# Task statement
Which lines of the entries below hold the word "Past"? Report each of them.

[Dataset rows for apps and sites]
= = =
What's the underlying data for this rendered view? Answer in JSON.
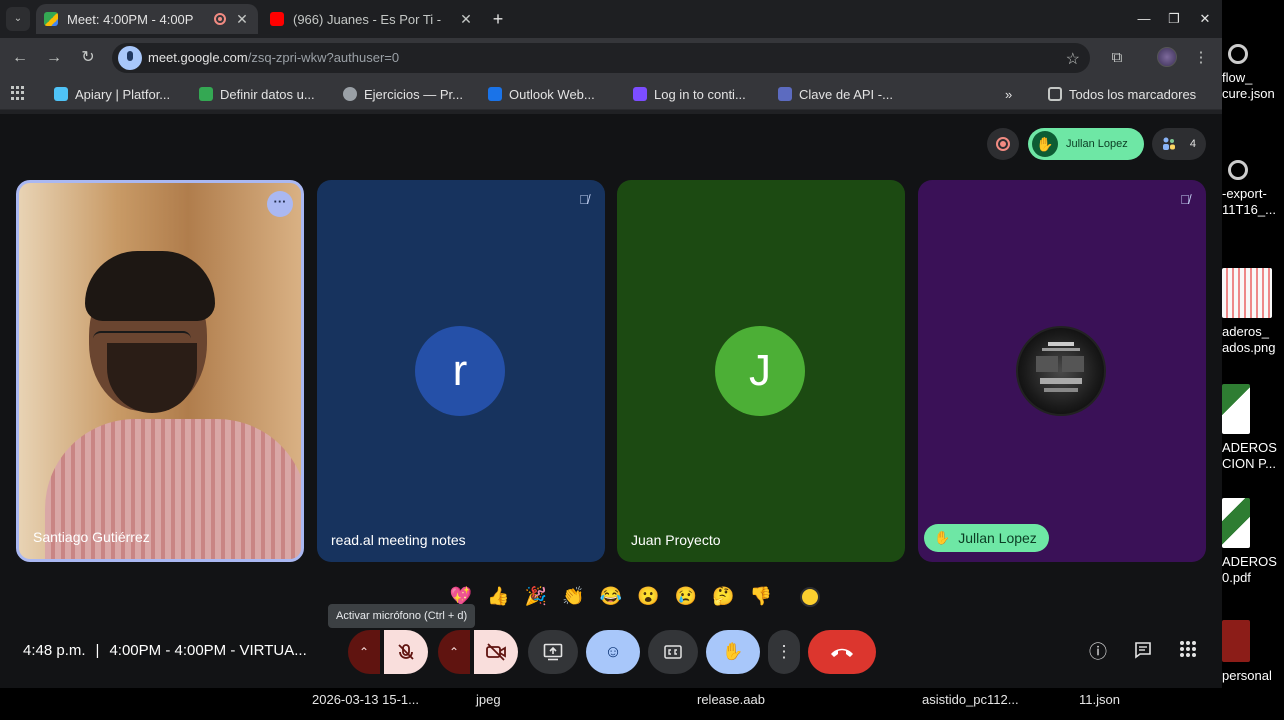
{
  "browser": {
    "tabs": [
      {
        "label": "Meet: 4:00PM - 4:00P",
        "close": "✕",
        "favicon_color": "#34a853"
      },
      {
        "label": "(966) Juanes - Es Por Ti -",
        "close": "✕",
        "favicon_color": "#ff0000"
      }
    ],
    "new_tab": "+",
    "window_controls": {
      "minimize": "—",
      "maximize": "❐",
      "close": "✕"
    },
    "url_host": "meet.google.com",
    "url_path": "/zsq-zpri-wkw?authuser=0",
    "bookmarks": [
      {
        "label": "Apiary | Platfor...",
        "color": "#4fc3f7"
      },
      {
        "label": "Definir datos u...",
        "color": "#34a853"
      },
      {
        "label": "Ejercicios — Pr...",
        "color": "#9aa0a6"
      },
      {
        "label": "Outlook Web...",
        "color": "#1a73e8"
      },
      {
        "label": "Log in to conti...",
        "color": "#7c4dff"
      },
      {
        "label": "Clave de API -...",
        "color": "#5c6bc0"
      }
    ],
    "bookmarks_overflow": "»",
    "all_bookmarks": "Todos los marcadores"
  },
  "meet": {
    "hand_raised_name": "Jullan Lopez",
    "participant_count": "4",
    "participants": [
      {
        "name": "Santiago Gutiérrez"
      },
      {
        "name": "read.al meeting notes",
        "initial": "r",
        "avatar_color": "#2550a8"
      },
      {
        "name": "Juan Proyecto",
        "initial": "J",
        "avatar_color": "#4caf36"
      },
      {
        "name": "Jullan Lopez"
      }
    ],
    "reactions": [
      "💖",
      "👍",
      "🎉",
      "👏",
      "😂",
      "😮",
      "😢",
      "🤔",
      "👎"
    ],
    "tooltip": "Activar micrófono (Ctrl + d)",
    "time": "4:48 p.m.",
    "separator": "|",
    "meeting_title": "4:00PM - 4:00PM - VIRTUA...",
    "colors": {
      "end_call": "#dc362e",
      "muted": "#f9dedc",
      "active_blue": "#a8c7fa",
      "hand_green": "#6ee7a5"
    }
  },
  "desktop": {
    "files": [
      {
        "label": "flow_"
      },
      {
        "label": "cure.json"
      },
      {
        "label": "-export-"
      },
      {
        "label": "11T16_..."
      },
      {
        "label": "aderos_"
      },
      {
        "label": "ados.png"
      },
      {
        "label": "ADEROS"
      },
      {
        "label": "CION P..."
      },
      {
        "label": "ADEROS"
      },
      {
        "label": "0.pdf"
      },
      {
        "label": "personal"
      }
    ],
    "taskbar": [
      "2026-03-13 15-1...",
      "jpeg",
      "release.aab",
      "asistido_pc112...",
      "11.json"
    ]
  }
}
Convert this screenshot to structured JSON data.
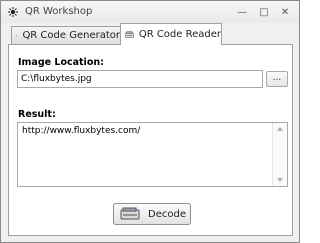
{
  "window": {
    "title": "QR Workshop",
    "controls": {
      "minimize": "—",
      "maximize": "□",
      "close": "✕"
    }
  },
  "tabs": [
    {
      "label": "QR Code Generator",
      "active": false,
      "icon": "qr-code-icon"
    },
    {
      "label": "QR Code Reader",
      "active": true,
      "icon": "scanner-icon"
    }
  ],
  "reader": {
    "image_location_label": "Image Location:",
    "image_location_value": "C:\\fluxbytes.jpg",
    "browse_label": "...",
    "result_label": "Result:",
    "result_value": "http://www.fluxbytes.com/",
    "decode_label": "Decode"
  },
  "colors": {
    "window_bg": "#f0f0f0",
    "panel_bg": "#ffffff",
    "border": "#a0a0a0"
  }
}
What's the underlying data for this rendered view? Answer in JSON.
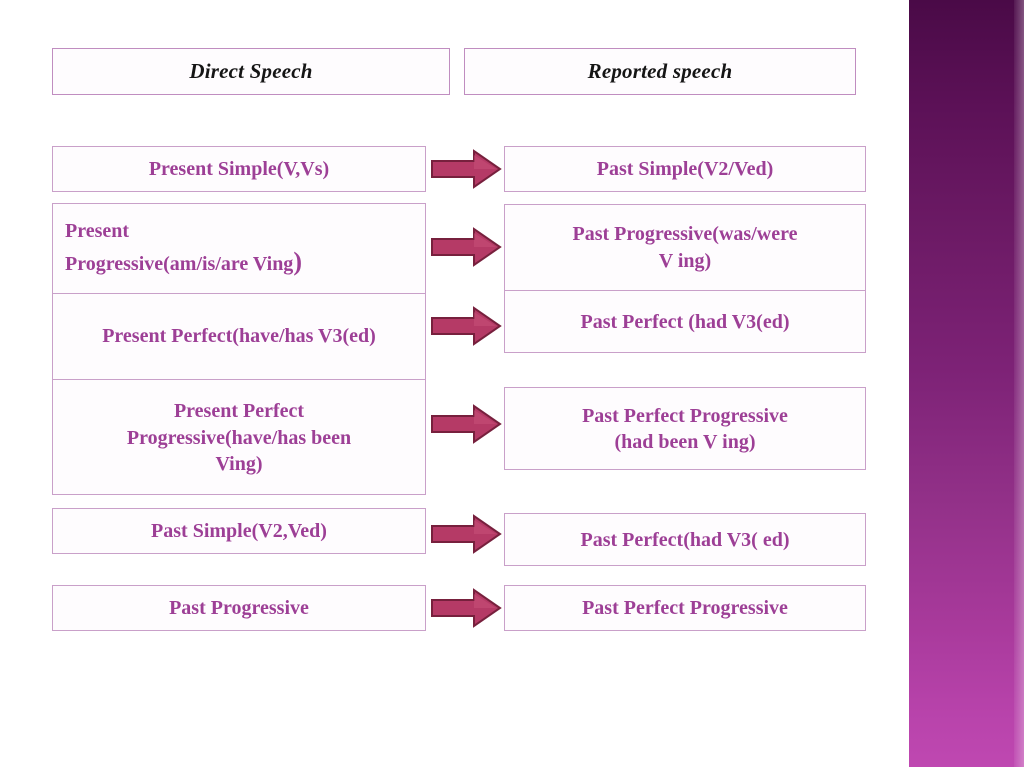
{
  "slide": {
    "background_color": "#ffffff",
    "accent_bar": {
      "gradient_top": "#4a0a47",
      "gradient_bottom": "#bf48b1"
    },
    "text_color": "#9d3f96",
    "header_text_color": "#151515",
    "border_color": "#c9a0c9",
    "arrow_fill": "#b53a66",
    "arrow_stroke": "#7d2040"
  },
  "headers": {
    "left": "Direct Speech",
    "right": "Reported speech"
  },
  "left_column": [
    {
      "text": "Present Simple(V,Vs)"
    },
    {
      "line1": "Present",
      "line2": "Progressive(am/is/are Ving",
      "paren": ")"
    },
    {
      "text": "Present Perfect(have/has V3(ed)"
    },
    {
      "line1": "Present Perfect",
      "line2": "Progressive(have/has been",
      "line3": "Ving)"
    },
    {
      "text": "Past Simple(V2,Ved)"
    },
    {
      "text": "Past Progressive"
    }
  ],
  "right_column": [
    {
      "text": "Past Simple(V2/Ved)"
    },
    {
      "line1": "Past Progressive(was/were",
      "line2": "V  ing)"
    },
    {
      "text": "Past Perfect (had V3(ed)"
    },
    {
      "line1": "Past Perfect Progressive",
      "line2": "(had been V ing)"
    },
    {
      "text": "Past Perfect(had V3( ed)"
    },
    {
      "text": "Past Perfect Progressive"
    }
  ],
  "arrows": {
    "icon": "right-block-arrow-icon",
    "count": 6
  }
}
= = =
# Response to this exercise
      "text": "Past Simple(V2,Ved)"
      "text": "Past Progressive"
      "text": "Past Simple(V2/Ved)"
      "line1": "Past Progressive(was/were",
      "text": "Past Perfect (had V3(ed)"
      "line1": "Past Perfect Progressive",
      "text": "Past Perfect(had V3( ed)"
      "text": "Past Perfect Progressive"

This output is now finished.